### Task statement
"Episode" is the word to look for; say how many lines of the listing below contain it, and nothing else.

### Input data
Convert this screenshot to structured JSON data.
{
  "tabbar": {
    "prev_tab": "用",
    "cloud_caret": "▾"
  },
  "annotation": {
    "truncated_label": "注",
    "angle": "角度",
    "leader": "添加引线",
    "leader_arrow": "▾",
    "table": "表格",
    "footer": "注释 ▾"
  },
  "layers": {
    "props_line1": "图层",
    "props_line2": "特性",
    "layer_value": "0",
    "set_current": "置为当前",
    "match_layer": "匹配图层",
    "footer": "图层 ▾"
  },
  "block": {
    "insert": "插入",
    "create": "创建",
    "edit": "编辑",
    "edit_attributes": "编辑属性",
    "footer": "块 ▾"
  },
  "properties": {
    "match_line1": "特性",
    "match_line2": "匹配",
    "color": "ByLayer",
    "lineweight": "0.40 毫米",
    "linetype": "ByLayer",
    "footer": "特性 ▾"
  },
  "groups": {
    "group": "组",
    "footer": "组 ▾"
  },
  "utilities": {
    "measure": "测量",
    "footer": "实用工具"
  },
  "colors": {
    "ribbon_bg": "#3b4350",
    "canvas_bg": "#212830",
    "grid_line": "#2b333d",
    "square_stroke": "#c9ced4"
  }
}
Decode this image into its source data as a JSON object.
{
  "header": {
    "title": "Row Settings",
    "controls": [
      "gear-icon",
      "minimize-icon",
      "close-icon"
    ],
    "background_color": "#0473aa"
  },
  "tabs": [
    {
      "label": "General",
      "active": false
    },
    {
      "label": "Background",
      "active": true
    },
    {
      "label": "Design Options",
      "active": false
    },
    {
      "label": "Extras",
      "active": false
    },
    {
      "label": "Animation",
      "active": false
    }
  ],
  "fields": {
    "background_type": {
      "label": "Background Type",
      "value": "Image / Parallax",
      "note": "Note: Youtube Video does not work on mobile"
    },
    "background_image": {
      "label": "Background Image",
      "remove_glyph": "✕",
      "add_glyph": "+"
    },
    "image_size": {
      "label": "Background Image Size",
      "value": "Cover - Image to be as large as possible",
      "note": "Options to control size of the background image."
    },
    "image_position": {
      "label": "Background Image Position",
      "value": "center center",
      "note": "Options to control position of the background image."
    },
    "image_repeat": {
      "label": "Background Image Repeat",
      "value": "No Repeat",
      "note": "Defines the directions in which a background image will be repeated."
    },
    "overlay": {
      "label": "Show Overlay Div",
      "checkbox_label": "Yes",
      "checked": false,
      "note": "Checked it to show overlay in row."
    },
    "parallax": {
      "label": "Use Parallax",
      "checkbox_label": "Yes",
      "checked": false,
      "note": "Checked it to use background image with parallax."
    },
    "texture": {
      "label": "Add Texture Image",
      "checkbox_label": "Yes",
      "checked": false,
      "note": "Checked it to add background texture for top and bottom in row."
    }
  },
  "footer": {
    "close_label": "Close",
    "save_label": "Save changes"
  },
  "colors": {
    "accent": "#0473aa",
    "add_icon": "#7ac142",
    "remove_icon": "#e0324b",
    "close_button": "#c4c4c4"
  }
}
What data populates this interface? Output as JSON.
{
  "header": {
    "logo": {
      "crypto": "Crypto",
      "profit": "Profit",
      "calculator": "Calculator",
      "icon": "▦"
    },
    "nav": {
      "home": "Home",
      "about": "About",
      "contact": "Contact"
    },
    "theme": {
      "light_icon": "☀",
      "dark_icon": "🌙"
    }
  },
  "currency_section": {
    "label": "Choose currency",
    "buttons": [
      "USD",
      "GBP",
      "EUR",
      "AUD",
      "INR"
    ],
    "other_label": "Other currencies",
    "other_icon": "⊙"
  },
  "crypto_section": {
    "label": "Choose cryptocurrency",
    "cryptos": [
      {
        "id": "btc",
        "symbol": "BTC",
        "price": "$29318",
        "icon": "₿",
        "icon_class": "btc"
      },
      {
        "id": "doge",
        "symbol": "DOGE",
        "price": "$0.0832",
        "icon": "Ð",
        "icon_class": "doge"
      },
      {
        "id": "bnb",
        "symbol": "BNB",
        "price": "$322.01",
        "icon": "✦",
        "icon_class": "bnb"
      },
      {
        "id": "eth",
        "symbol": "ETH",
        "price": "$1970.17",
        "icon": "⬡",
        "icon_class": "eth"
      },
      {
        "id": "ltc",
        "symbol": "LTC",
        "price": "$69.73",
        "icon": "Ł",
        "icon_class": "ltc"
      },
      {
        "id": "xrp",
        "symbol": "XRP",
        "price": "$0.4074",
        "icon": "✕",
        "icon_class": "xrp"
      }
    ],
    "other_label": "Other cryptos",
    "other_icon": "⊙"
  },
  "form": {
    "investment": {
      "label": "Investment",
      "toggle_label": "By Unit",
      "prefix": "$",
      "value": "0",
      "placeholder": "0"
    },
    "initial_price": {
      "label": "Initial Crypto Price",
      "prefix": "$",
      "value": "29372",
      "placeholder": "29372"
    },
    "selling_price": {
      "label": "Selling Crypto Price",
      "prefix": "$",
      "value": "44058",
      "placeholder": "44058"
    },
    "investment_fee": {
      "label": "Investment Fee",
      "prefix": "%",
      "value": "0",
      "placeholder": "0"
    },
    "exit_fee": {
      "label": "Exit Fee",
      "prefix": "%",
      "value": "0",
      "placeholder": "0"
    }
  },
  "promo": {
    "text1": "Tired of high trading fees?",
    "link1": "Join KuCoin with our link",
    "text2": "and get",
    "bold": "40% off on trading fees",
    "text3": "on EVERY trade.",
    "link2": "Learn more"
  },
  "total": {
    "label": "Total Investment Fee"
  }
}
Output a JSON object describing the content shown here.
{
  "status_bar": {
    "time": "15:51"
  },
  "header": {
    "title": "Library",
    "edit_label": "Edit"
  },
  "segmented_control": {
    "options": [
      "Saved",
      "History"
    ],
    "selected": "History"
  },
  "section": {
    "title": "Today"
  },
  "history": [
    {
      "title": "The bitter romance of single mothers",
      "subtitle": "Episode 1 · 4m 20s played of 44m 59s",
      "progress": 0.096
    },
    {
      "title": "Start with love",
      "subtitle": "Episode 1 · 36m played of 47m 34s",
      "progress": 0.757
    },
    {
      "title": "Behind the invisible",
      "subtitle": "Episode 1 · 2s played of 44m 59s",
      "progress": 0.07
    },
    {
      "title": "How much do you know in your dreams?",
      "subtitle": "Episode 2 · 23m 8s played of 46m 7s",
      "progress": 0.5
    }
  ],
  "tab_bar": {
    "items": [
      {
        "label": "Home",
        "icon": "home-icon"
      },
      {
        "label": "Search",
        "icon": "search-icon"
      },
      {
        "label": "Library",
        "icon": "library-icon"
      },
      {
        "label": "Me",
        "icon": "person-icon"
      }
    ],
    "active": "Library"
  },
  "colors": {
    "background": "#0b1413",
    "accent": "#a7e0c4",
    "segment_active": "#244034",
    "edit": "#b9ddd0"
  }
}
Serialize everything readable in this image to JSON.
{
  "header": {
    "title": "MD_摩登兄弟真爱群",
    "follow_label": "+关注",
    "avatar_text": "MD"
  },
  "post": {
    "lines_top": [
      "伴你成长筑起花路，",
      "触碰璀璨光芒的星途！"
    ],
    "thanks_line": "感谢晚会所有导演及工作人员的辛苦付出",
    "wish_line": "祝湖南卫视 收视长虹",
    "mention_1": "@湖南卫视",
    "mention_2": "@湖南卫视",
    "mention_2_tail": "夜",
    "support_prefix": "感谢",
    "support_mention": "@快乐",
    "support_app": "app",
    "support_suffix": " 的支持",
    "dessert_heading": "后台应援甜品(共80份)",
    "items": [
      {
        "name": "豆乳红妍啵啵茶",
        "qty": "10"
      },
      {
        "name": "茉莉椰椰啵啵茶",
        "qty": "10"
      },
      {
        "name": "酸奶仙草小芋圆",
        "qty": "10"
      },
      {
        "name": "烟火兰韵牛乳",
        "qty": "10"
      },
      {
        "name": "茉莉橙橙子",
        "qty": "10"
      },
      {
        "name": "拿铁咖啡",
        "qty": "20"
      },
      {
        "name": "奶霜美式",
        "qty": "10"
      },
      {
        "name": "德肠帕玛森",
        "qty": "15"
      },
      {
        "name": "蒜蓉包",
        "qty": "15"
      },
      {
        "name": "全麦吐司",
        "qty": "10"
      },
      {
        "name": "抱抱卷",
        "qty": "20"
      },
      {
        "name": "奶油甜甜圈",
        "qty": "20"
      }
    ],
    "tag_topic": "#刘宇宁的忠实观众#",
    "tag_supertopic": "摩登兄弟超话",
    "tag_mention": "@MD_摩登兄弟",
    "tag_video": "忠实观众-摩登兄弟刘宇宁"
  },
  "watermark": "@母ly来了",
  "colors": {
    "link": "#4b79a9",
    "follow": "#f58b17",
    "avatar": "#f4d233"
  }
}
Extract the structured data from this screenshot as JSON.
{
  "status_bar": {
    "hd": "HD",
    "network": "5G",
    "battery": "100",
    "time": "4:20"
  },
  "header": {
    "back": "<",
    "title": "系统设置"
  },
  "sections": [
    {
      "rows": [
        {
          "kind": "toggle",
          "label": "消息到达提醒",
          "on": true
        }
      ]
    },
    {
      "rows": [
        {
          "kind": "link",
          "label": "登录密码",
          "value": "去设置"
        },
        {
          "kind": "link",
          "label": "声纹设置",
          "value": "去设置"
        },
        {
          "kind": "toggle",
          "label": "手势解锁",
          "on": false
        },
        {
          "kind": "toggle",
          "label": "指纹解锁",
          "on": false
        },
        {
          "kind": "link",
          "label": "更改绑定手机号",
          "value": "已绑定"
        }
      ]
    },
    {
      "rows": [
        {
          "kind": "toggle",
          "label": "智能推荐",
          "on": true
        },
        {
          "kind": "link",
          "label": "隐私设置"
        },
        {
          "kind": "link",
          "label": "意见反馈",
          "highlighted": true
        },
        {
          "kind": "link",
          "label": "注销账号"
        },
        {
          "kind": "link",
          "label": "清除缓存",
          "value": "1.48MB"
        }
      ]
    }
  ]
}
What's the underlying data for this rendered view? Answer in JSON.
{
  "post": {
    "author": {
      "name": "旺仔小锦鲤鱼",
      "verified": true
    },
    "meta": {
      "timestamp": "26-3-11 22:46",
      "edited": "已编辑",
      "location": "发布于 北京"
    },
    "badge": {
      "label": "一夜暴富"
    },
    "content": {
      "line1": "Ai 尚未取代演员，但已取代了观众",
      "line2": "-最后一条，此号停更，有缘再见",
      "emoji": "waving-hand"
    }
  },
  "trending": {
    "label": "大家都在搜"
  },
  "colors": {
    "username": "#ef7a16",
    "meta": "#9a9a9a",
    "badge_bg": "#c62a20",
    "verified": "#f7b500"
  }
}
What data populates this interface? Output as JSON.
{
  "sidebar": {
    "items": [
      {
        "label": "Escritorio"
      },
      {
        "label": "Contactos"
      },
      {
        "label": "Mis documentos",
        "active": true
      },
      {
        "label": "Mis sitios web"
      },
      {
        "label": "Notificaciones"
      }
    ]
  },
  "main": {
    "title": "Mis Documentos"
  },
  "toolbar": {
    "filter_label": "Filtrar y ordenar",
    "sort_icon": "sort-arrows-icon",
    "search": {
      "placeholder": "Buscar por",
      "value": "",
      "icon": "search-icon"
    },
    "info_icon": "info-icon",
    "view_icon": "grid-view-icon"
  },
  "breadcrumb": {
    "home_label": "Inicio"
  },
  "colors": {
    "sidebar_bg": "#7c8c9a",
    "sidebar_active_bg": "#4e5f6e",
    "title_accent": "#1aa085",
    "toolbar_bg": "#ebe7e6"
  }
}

### Solution to this task
4